Background: Little information exists about the pattern of daily activity in patients with chronic obstructive pulmonary disease (COPD), especially in those who are on long-term oxygen therapy (LTOT). The aim of this study was to explore the regular level of domestic physical activity in patients with COPD and to explore differences in activity in those on LTOT.
Methods: Daily activity was recorded using an activity monitor for 7 consecutive days in 4 groups. Group 1 had severe COPD (FEV1 0.66 [0.42] L) receiving LTOT (n = 9). Group 2 had severe COPD (FEV1 1.07 [0.43] L) and had full knowledge of the activity monitor and the purpose of the study (n = 10). Group 3 had severe COPD (FEV1 1.16 [0.27] L) but were unaware of the precise nature of the study (n = 10). Group 4 (n = 10) were the healthy control group. Participants also completed health status questionnaires.
Results: There were statistically significant differences in the level of daily activity between all groups (P < .001) except between groups 2 and 3. There were no significant differences between days within groups. The activity counts compared to the healthy groups were reduced by 49% in groups 2 and 3 and by 79% in those on LTOT.

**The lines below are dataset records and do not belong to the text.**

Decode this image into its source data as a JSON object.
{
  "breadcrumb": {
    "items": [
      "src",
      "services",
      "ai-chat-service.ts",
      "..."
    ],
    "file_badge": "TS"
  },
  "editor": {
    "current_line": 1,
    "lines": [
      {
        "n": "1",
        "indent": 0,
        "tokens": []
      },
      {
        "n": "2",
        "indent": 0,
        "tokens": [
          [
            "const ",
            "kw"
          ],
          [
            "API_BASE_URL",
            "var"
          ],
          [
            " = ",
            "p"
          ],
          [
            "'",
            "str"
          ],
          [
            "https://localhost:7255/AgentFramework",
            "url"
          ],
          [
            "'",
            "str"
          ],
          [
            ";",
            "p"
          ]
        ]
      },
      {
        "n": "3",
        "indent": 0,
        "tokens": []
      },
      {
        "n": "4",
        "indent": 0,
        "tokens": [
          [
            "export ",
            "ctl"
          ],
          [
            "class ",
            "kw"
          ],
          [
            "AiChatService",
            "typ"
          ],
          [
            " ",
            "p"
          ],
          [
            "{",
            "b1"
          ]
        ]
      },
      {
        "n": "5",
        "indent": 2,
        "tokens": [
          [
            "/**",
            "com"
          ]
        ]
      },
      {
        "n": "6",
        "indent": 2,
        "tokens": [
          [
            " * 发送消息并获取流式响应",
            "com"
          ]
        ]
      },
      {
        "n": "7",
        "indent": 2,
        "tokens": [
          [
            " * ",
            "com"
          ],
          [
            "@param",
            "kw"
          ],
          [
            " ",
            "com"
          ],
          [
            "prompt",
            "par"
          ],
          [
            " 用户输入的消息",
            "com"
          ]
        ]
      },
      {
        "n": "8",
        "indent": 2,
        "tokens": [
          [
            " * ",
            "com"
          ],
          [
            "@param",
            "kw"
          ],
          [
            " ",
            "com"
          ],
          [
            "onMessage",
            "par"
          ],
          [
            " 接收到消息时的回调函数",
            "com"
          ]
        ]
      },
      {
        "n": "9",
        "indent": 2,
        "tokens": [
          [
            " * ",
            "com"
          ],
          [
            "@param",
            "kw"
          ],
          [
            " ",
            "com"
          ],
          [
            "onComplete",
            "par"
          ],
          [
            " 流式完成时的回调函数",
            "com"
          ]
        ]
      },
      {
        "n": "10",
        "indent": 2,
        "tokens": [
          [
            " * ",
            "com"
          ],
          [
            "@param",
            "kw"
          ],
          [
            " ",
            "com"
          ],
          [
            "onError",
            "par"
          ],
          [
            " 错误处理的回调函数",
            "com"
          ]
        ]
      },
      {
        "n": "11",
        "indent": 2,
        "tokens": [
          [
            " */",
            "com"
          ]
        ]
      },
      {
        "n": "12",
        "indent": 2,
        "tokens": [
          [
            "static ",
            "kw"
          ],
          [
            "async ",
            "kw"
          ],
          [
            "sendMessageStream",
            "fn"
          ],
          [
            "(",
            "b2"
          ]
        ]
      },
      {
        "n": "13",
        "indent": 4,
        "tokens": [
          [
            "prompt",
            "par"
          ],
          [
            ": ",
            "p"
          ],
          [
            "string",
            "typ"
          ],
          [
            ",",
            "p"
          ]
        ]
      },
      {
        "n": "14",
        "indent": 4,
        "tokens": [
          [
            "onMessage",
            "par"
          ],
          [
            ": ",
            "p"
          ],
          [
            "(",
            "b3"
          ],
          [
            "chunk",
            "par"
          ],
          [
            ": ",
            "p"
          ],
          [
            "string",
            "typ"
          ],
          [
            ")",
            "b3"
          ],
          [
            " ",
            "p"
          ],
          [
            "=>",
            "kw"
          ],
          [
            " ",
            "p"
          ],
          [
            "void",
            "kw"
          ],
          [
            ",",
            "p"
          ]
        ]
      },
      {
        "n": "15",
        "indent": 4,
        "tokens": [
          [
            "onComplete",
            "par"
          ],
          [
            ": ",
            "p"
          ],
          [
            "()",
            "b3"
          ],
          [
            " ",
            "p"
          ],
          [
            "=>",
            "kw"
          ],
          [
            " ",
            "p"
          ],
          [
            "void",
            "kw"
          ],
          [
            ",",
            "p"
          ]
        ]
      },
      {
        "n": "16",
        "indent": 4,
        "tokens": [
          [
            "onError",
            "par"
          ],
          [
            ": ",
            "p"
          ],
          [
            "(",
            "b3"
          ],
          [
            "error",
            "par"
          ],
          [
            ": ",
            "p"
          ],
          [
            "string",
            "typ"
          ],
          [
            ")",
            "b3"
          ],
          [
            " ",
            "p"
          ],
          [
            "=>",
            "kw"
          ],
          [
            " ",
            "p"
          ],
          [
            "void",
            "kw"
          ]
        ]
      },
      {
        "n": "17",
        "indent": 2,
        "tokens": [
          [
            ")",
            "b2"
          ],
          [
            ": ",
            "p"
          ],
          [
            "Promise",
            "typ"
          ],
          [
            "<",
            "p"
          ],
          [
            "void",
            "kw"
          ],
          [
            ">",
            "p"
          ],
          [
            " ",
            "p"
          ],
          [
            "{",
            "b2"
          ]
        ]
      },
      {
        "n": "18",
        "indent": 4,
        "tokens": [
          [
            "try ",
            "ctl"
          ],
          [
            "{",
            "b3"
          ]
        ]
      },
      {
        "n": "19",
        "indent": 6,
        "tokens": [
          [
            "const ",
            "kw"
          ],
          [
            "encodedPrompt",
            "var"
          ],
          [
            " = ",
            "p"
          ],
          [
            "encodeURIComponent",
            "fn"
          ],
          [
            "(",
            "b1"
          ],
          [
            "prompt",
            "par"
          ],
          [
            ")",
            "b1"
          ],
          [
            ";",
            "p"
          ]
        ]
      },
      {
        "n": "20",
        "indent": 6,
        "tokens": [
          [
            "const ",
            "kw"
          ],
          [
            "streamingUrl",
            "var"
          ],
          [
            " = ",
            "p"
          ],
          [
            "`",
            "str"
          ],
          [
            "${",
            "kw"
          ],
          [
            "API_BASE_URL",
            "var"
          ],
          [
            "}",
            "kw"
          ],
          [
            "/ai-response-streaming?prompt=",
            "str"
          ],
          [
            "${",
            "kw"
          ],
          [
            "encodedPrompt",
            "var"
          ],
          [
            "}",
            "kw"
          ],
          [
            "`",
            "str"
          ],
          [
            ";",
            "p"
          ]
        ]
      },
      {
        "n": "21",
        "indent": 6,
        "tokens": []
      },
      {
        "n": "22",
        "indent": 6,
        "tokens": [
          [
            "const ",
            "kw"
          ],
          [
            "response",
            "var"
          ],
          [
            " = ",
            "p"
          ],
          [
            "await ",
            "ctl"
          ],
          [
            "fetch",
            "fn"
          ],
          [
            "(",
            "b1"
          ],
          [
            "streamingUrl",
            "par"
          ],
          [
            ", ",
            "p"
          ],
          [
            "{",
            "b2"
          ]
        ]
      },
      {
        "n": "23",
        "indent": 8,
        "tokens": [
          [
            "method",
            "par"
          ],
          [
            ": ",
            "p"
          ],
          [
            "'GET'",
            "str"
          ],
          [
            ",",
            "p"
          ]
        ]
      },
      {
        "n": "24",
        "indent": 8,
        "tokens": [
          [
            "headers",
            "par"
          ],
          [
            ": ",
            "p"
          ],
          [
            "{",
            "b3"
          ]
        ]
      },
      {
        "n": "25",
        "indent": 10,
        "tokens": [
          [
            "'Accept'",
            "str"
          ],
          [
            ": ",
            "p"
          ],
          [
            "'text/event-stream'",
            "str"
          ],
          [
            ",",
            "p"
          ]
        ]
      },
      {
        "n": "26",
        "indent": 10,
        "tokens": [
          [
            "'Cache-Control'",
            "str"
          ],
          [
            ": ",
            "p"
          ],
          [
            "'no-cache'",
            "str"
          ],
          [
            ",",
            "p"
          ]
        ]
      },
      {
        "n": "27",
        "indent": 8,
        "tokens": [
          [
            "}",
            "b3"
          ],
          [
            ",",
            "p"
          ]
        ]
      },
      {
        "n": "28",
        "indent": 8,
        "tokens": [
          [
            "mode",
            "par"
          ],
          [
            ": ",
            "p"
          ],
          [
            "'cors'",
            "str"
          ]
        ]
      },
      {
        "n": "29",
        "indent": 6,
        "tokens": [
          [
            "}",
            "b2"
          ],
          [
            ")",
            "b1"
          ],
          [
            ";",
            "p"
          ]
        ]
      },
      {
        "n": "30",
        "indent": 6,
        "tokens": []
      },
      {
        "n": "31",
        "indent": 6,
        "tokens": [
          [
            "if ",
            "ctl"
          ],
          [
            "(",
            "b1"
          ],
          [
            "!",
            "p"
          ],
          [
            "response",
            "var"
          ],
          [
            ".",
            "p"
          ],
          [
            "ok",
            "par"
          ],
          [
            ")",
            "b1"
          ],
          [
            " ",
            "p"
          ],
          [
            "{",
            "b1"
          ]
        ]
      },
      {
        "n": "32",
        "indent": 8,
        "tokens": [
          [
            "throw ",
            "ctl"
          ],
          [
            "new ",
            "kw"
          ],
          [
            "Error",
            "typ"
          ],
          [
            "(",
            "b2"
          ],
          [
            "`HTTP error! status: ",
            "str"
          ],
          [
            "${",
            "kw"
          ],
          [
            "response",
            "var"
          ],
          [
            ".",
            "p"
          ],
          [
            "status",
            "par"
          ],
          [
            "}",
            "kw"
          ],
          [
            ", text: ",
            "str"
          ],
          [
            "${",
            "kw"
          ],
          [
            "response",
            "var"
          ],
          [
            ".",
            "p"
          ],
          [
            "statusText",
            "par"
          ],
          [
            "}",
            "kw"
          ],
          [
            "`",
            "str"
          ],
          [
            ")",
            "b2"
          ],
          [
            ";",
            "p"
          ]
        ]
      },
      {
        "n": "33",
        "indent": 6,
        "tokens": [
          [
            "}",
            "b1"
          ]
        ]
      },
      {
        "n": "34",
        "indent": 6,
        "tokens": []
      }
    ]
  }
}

Conclusion: Patients with COPD demonstrate reduced levels of spontaneous physical activity compared with healthy controls. Furthermore, patients receiving LTOT have an even lower level of domestic activity compared with that of those not on LTOT but with COPD of similar severity.